“You never know where your next client is going to come from,” says Joseph Ventura, manager of William Tell Financial Services in Latham, N.Y. While Ventura is a financial services industry veteran with more than 20 years of experience with “the gray hair to prove it,” even he is in awe of what’s proven to be a surprise revenue source for his independent office.
“The ethnic communities in nearby Albany and Schenectady are booming,” Ventura says, adding, “Immigrants are generally very hardworking, entrepreneurial and in need of a guide.”
The guide, however, does not need to be of the same group as the immigrants, as the William Tell staff discovered. Located near the state capital, the area’s traditional population is mainly employed in government-related jobs or university work, as the region is home to 10 colleges.
“It’s not a very entrepreneurial-minded population,” says Ventura, who grew up nearby and classifies many of his neighbors as “highly risk averse.” But as he recalls, “things changed.”
Most cities and large towns now have distinct and recognizable ethnic populations. While there frequently are language and cultural barriers, the perception of these obstacles is often worse than their reality and, unfortunately, may prevent advisors from tapping into a potentially rich new market. Consider the case of William Tell Financial Services where about 35 percent of its new business can be traced to ethnic communities.
According to the 2000 U.S. Census, some 500 Guyanese and Russian families were living in the nearby city of Schenectady. Many were relatively new arrivals – providing a largely untapped prospect base. Business activity for many of the immigrant families was predominantly buying and refurbishing real estate and starting small businesses, mainly retail stores, mostly in the city’s less desirable areas. Many were also in the car service business. While most foreigners have at least a “working knowledge” of English, Ventura says, there’s usually a family member or friend who can explain the nuances when a language barrier may prevent a client from fully understanding a product’s many features.
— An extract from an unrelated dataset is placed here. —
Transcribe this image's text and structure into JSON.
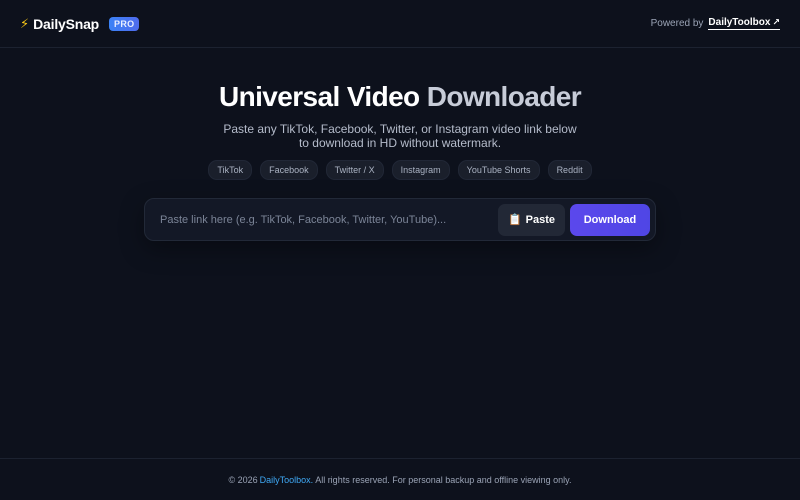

“People buying and selling real estate and launching small businesses also usually need financial services,” Ventura says. “Their behavior indicates they’re willing to take risks.”
What services do immigrants need? “Basically the same as everyone else,” Ventura says. “Life insurance, retirement planning, mortgages.”
How do you treat them? “The same as everyone else,” he repeats. “Give them good service. Explain things thoroughly. Be there for them.” A representative is on hand at the William Tell office week nights until 9 p.m. and a half-day on Saturday. “People who work long hours need someone to be available when they are. You can’t just walk out the door at 5 p.m. and succeed in this business.”
How do you reach them? That’s where things started to get interesting.
Ventura’s associate, Dave Mannato was working at the paint desk at a local Home Depot when he began noticing the growing number of Guyanese and Russian customers. Mannato was working part time at William Tell’s subsidiary office, Matador Insurance Agency, which was launched in 2003. “These people were buying rundown property and renovating it either for a rental or resale. I would talk up insurance with them.”
Over time Mannato became known as the “insurance guy” at Home Depot. “Customers would walk in, policy in hand, and ask, ‘Where’s the insurance man?’ I’d write policies on the spot.”
“We were looking for a way to get a smoother revenue stream,” recalls Richard Pombo, a partner at William Tell, who grew up in the insurance business before moving to the financial planning side. “We didn’t see the ethnic landslide coming. The financial services and insurance work hand-in-hand in this scenario,” notes Pombo, who is fluent in Spanish and already had a large number of Spanish-speaking clients on the books.
“People from a different culture are not necessarily looking for someone from the same group as they are to be their financial advisor,” he continues. “Like everyone else, they want someone who gives them a good deal, who shows them the ropes in the new country. They want an advisor with expertise and who they can trust. You build trust by doing what you say you’re going to do.”
Pombo’s recipe is bearing fruit. Former trainee and now full-time representative Scott Veronese began prospecting the Guyanese community by attending ethnic functions. He once traveled to Shea Stadium in New York, about a four-hour, one-way car ride from his office, to meet a client.
“We signed the deal in the parking lot over the hood of my car,” Veronese says. “He was moved by me taking the time to meet him and as a result became a great referral source. Like other immigrants, these are hardworking people but there’s a lot to understand when you’re in a new country. They appreciate someone who can help them save money and get good coverage. Not being a part of their ethnic group makes little difference.”